▶ _DIRECTIONS FOR THIS TASK_:
Could you copy each line of the listing below that has the word "data"?
◆ ◆ ◆ ◆ ◆
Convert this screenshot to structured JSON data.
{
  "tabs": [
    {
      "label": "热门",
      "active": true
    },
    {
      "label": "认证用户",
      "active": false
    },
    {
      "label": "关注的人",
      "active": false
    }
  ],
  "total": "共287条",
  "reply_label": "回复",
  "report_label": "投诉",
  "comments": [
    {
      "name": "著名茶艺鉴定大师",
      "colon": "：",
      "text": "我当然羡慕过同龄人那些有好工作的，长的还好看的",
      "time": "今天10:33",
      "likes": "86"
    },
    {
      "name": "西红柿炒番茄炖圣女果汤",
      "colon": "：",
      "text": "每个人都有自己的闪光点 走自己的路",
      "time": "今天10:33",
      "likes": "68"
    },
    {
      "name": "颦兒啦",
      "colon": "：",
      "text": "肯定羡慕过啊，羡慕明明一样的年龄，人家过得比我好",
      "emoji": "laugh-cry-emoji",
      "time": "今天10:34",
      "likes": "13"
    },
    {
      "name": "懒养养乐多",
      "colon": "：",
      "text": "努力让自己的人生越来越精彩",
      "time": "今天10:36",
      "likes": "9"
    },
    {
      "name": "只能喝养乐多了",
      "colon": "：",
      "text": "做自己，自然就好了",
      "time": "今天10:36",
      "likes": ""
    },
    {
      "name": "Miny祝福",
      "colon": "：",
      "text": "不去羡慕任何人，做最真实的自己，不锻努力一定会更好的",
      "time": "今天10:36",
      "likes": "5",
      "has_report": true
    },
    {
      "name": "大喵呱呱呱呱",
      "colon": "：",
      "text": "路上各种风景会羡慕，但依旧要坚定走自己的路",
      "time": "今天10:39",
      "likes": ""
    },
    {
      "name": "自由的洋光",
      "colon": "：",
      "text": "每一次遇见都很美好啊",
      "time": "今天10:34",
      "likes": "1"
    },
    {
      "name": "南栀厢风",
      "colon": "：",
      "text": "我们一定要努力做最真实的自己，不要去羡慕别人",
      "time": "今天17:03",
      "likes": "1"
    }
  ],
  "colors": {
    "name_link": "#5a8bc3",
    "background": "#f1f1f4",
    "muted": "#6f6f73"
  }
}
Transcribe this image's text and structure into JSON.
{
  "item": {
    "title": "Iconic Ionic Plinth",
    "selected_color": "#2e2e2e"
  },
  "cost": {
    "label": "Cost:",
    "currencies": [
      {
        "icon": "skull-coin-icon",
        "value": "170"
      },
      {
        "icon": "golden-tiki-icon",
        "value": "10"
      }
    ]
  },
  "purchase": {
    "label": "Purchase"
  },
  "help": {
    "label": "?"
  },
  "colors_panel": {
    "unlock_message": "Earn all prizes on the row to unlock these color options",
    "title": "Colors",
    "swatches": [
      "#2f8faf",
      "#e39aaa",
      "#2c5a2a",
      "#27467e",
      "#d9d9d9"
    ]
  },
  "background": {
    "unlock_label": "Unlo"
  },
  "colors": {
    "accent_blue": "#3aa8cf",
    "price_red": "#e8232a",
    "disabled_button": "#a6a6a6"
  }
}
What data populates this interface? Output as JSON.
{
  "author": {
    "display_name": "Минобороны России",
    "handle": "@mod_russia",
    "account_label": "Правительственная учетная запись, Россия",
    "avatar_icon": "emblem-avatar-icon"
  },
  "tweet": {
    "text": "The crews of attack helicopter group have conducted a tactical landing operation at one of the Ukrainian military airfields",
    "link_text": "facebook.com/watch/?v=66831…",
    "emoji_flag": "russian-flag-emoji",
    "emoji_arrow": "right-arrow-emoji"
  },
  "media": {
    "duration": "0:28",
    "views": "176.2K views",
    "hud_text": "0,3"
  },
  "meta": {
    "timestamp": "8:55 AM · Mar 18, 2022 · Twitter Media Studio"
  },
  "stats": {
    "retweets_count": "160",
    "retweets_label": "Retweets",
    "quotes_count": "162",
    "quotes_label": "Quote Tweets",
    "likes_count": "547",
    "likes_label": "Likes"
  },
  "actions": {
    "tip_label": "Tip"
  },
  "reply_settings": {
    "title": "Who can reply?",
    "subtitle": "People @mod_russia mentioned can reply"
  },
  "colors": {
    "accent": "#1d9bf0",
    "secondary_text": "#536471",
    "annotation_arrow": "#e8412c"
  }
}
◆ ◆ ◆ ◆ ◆
▶ _WRITTEN SOLUTION_:
Convert this screenshot to structured JSON data.
What data populates this interface? Output as JSON.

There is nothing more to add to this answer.